“Oh, for shame!” cried Mrs. Norris. “A prison indeed? Sotherton Court is the noblest old place in the world.”
“It wants improvement, ma’am, beyond anything. I never saw a place that wanted so much improvement in my life; and it is so forlorn that I do not know what can be done with it.”
“No wonder that Mr. Rushworth should think so at present,” said Mrs. Grant to Mrs. Norris, with a smile; “but depend upon it, Sotherton will have _every_ improvement in time which his heart can desire.”
“I must try to do something with it,” said Mr. Rushworth, “but I do not know what. I hope I shall have some good friend to help me.”
“Your best friend upon such an occasion,” said Miss Bertram calmly, “would be Mr. Repton, I imagine
That is what I was thinking of. As he has done so well by Smith, I think I had better have him at once. His terms are five guineas a day.”*
*comparing todays currency to 1815, a factor of about 60 is appropriate; so Mr. Repton's terms would be £300 a day. A guinea was the same as a pound; "You paid tradesmen, such as a carpenter, in pounds but gentlemen, such as an artist, in guineas. It was a tradition in the legal profession that a barrister was paid in guineas but kept only the pounds, giving his clerk the shillings (they were all men then)."
link to book review "Jane Austen and the English Landscape" by Mavis Batey
link to article on Repton, landscape plans forHanslope Park; illustrations.

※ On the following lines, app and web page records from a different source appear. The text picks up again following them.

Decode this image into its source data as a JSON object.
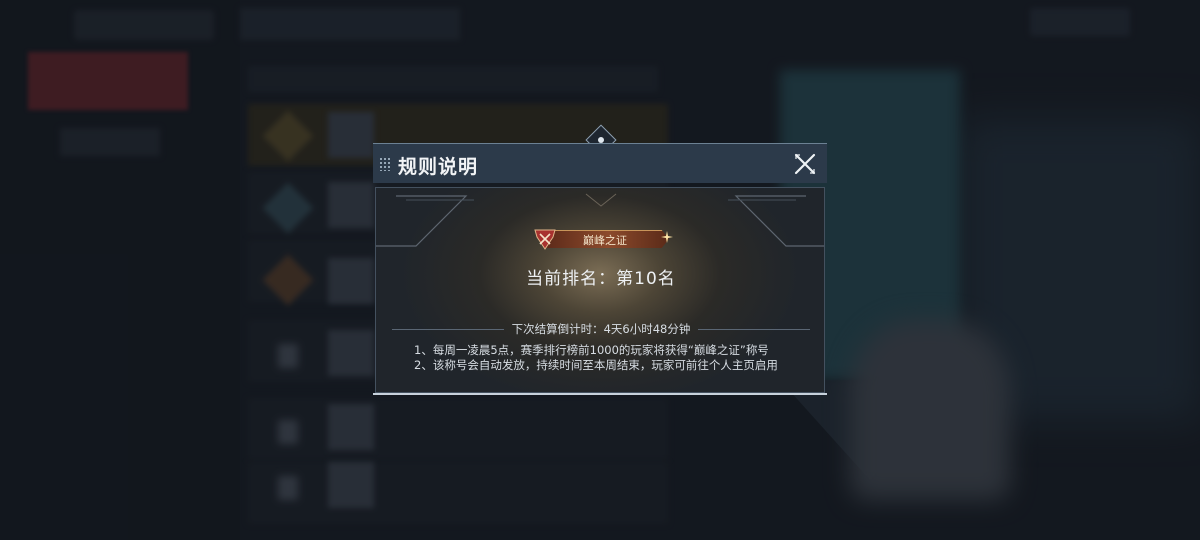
{
  "modal": {
    "title": "规则说明",
    "badge_label": "巅峰之证",
    "rank_label": "当前排名：第10名",
    "countdown": "下次结算倒计时：4天6小时48分钟",
    "rules": [
      "1、每周一凌晨5点，赛季排行榜前1000的玩家将获得“巅峰之证”称号",
      "2、该称号会自动发放，持续时间至本周结束，玩家可前往个人主页启用"
    ]
  },
  "icons": {
    "close": "close-icon",
    "badge_emblem": "crest-icon",
    "top_gem": "diamond-ornament-icon"
  },
  "colors": {
    "header_bg": "#2c3a4a",
    "badge_plate": "#8c4a2c",
    "background": "#1c222b"
  }
}
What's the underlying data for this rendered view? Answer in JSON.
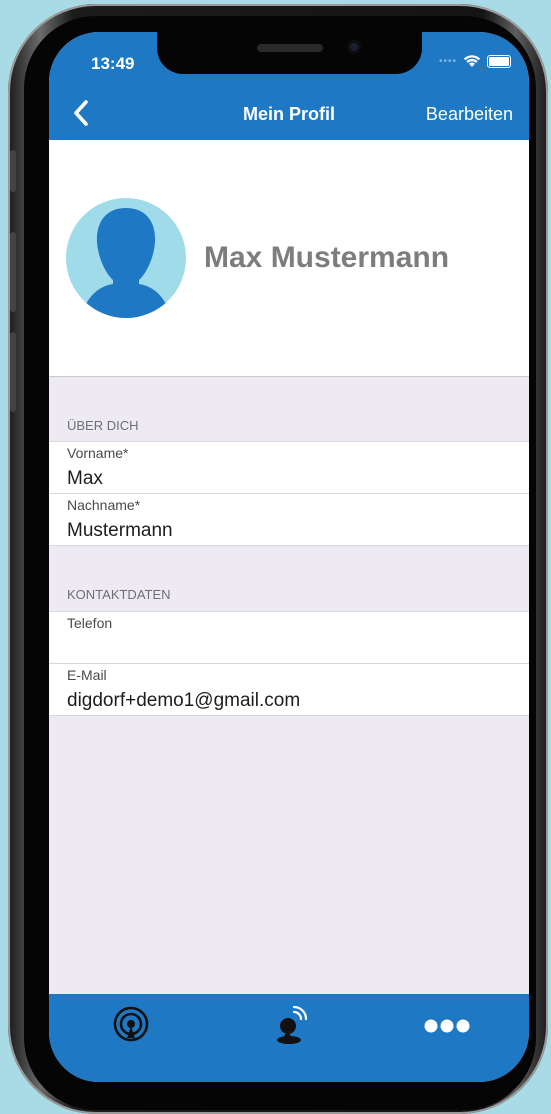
{
  "status_bar": {
    "time": "13:49"
  },
  "nav": {
    "title": "Mein Profil",
    "edit_label": "Bearbeiten"
  },
  "profile": {
    "name": "Max Mustermann"
  },
  "sections": [
    {
      "header": "ÜBER DICH",
      "fields": [
        {
          "label": "Vorname*",
          "value": "Max"
        },
        {
          "label": "Nachname*",
          "value": "Mustermann"
        }
      ]
    },
    {
      "header": "KONTAKTDATEN",
      "fields": [
        {
          "label": "Telefon",
          "value": ""
        },
        {
          "label": "E-Mail",
          "value": "digdorf+demo1@gmail.com"
        }
      ]
    }
  ],
  "tabbar": {
    "tabs": [
      {
        "icon": "broadcast-icon"
      },
      {
        "icon": "person-signal-icon"
      },
      {
        "icon": "more-dots-icon"
      }
    ]
  },
  "colors": {
    "accent": "#1e78c3",
    "avatar_bg": "#9fdbe9",
    "background": "#a9dbe6"
  }
}
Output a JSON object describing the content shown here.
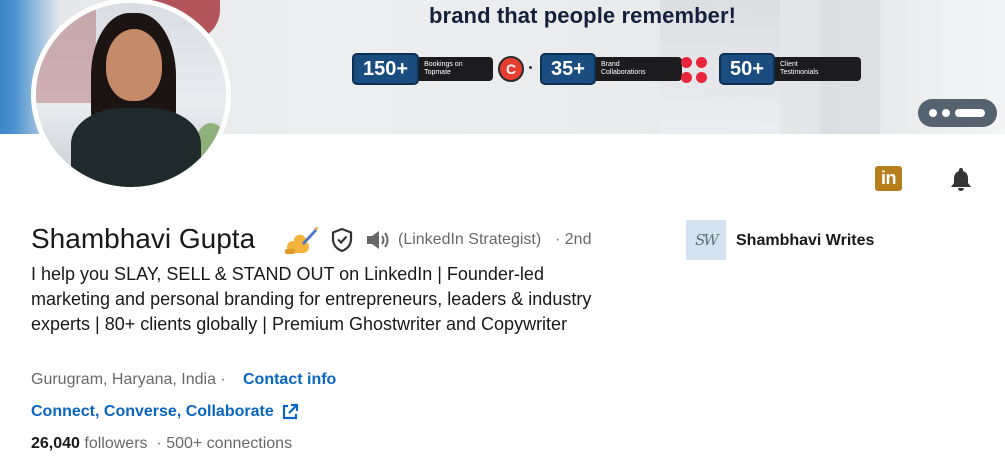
{
  "banner": {
    "headline": "brand that people remember!",
    "stats": [
      {
        "number": "150+",
        "label_line1": "Bookings on",
        "label_line2": "Topmate"
      },
      {
        "number": "35+",
        "label_line1": "Brand",
        "label_line2": "Collaborations"
      },
      {
        "number": "50+",
        "label_line1": "Client",
        "label_line2": "Testimonials"
      }
    ],
    "topmate_logo_letter": "C"
  },
  "profile": {
    "name": "Shambhavi Gupta",
    "emoji": "writing-hand-emoji",
    "pronouns": "(LinkedIn Strategist)",
    "degree": "· 2nd",
    "headline": "I help you SLAY, SELL & STAND OUT on LinkedIn | Founder-led marketing and personal branding for entrepreneurs, leaders & industry experts | 80+ clients globally | Premium Ghostwriter and Copywriter",
    "location": "Gurugram, Haryana, India ·",
    "contact_info": "Contact info",
    "website": "Connect, Converse, Collaborate",
    "followers_count": "26,040",
    "followers_label": "followers",
    "connections": "· 500+ connections"
  },
  "company": {
    "name": "Shambhavi Writes",
    "logo_text": "SW"
  },
  "icons": {
    "linkedin": "in",
    "linkedin_color": "#b77e1c",
    "link_color": "#0a66c2"
  }
}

link to Independant article by Anna Pavord "Landscapes of Scents and Sensibility"
link to what is a guinea?